[[ EXERCISE INPUTS open ]]

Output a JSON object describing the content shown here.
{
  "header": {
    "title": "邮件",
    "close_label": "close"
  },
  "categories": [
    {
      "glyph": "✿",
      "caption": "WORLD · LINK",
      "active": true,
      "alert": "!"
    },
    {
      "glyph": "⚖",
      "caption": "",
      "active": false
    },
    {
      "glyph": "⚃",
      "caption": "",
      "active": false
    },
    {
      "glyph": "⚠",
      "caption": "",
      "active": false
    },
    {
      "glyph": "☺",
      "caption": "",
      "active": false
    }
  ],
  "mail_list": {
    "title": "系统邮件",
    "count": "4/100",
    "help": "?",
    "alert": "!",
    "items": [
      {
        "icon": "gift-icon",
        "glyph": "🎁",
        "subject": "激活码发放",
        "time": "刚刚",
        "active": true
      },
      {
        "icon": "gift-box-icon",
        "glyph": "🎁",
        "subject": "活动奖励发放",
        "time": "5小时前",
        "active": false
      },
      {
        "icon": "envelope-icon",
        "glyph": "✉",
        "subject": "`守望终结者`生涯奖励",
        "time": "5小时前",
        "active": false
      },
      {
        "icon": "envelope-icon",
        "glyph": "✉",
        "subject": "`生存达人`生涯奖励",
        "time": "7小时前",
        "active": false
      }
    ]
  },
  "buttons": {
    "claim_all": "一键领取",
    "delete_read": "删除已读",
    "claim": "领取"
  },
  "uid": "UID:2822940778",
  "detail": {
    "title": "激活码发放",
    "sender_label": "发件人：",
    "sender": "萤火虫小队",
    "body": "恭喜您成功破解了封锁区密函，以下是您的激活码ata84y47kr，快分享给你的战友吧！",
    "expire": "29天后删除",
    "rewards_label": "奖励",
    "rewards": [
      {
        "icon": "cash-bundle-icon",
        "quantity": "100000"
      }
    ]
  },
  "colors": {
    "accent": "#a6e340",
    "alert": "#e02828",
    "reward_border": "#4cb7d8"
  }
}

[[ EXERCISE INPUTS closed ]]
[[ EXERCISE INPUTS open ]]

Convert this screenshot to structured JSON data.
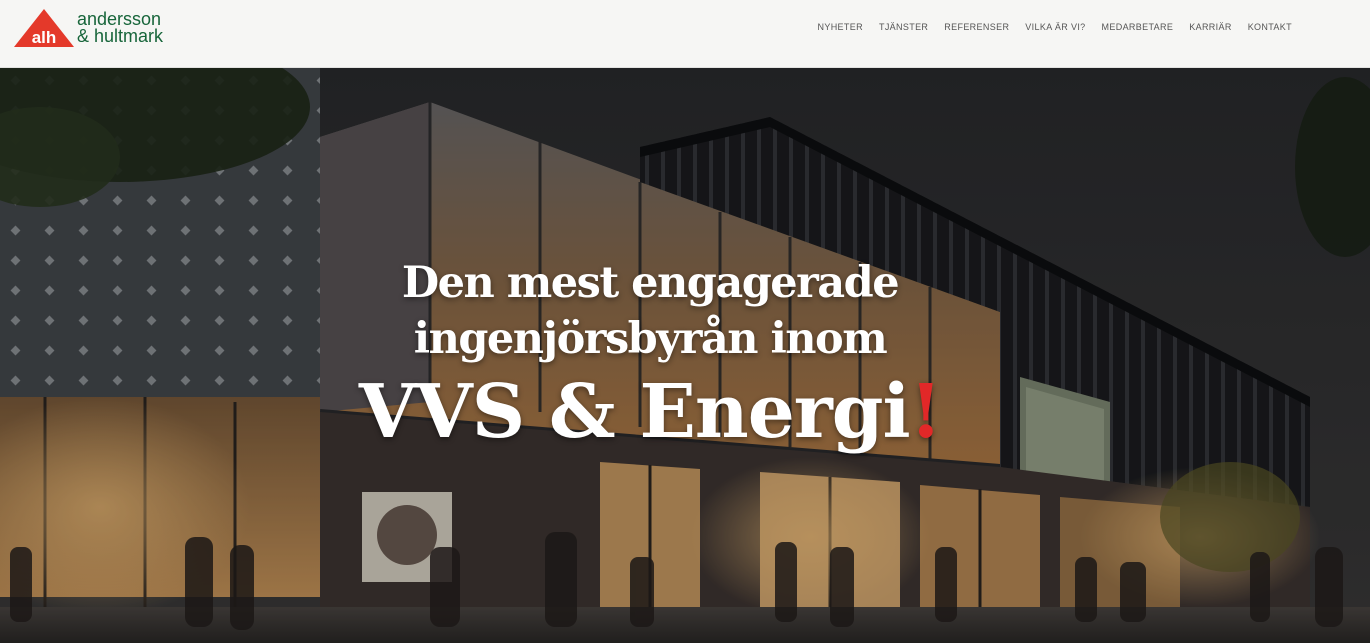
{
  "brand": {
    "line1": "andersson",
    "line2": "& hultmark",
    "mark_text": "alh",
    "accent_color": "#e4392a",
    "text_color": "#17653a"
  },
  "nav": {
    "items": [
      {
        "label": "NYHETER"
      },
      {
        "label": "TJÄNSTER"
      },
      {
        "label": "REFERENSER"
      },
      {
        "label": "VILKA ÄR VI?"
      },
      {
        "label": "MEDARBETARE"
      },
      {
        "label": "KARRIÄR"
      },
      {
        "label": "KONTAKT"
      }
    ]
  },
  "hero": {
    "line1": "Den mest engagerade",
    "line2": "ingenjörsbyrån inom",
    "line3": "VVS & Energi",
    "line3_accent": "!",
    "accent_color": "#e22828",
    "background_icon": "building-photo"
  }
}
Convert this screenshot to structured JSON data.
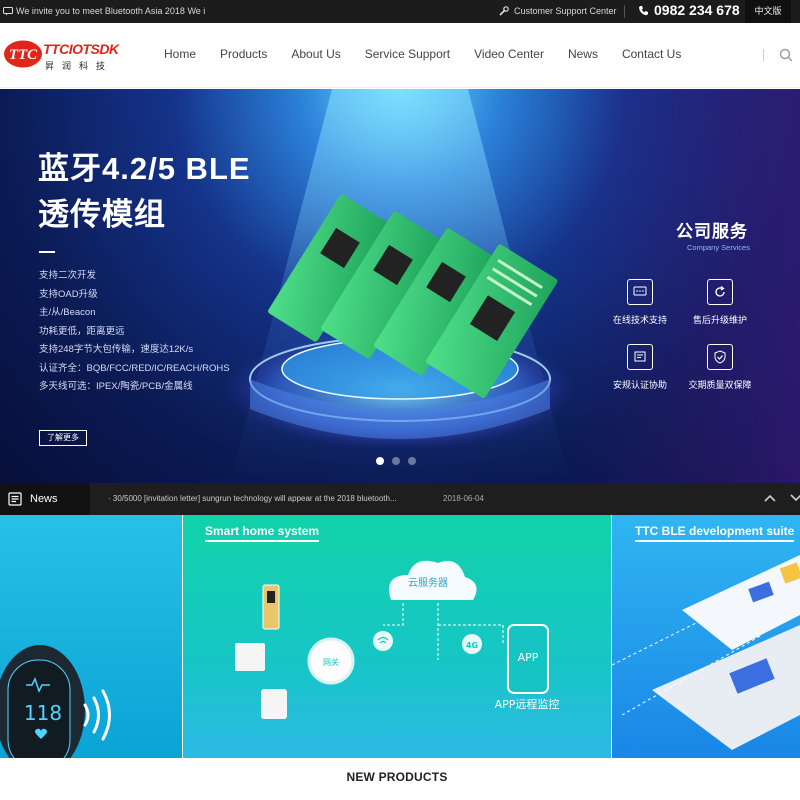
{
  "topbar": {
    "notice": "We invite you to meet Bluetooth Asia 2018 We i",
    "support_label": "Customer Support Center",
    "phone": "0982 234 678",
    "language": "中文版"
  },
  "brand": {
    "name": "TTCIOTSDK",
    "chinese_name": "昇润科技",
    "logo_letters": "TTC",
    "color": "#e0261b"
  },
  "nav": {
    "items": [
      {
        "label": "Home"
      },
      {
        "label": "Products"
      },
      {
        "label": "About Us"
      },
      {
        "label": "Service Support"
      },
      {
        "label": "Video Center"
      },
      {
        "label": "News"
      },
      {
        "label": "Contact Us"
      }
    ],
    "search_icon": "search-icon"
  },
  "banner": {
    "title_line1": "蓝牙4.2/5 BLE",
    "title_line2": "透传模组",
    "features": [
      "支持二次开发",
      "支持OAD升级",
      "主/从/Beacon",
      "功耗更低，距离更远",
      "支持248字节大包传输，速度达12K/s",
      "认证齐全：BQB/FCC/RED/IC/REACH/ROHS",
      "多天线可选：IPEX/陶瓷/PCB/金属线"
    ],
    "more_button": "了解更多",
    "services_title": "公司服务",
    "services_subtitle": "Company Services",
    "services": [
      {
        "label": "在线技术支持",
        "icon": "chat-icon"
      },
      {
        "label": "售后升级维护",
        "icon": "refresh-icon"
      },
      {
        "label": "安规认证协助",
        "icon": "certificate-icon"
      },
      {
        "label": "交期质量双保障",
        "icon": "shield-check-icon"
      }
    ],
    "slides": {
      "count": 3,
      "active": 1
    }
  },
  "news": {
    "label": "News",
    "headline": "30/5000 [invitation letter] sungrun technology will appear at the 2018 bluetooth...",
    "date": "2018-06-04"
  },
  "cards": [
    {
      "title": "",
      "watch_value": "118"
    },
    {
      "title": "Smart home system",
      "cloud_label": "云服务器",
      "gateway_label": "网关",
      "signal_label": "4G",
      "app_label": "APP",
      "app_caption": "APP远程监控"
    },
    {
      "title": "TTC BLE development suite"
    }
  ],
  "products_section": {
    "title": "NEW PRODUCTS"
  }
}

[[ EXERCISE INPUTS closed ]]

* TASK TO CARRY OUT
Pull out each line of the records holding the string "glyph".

* PROBLEM SOLUTION
      "glyph": "✿",
      "glyph": "⚖",
      "glyph": "⚃",
      "glyph": "⚠",
      "glyph": "☺",
        "glyph": "🎁",
        "glyph": "🎁",
        "glyph": "✉",
        "glyph": "✉",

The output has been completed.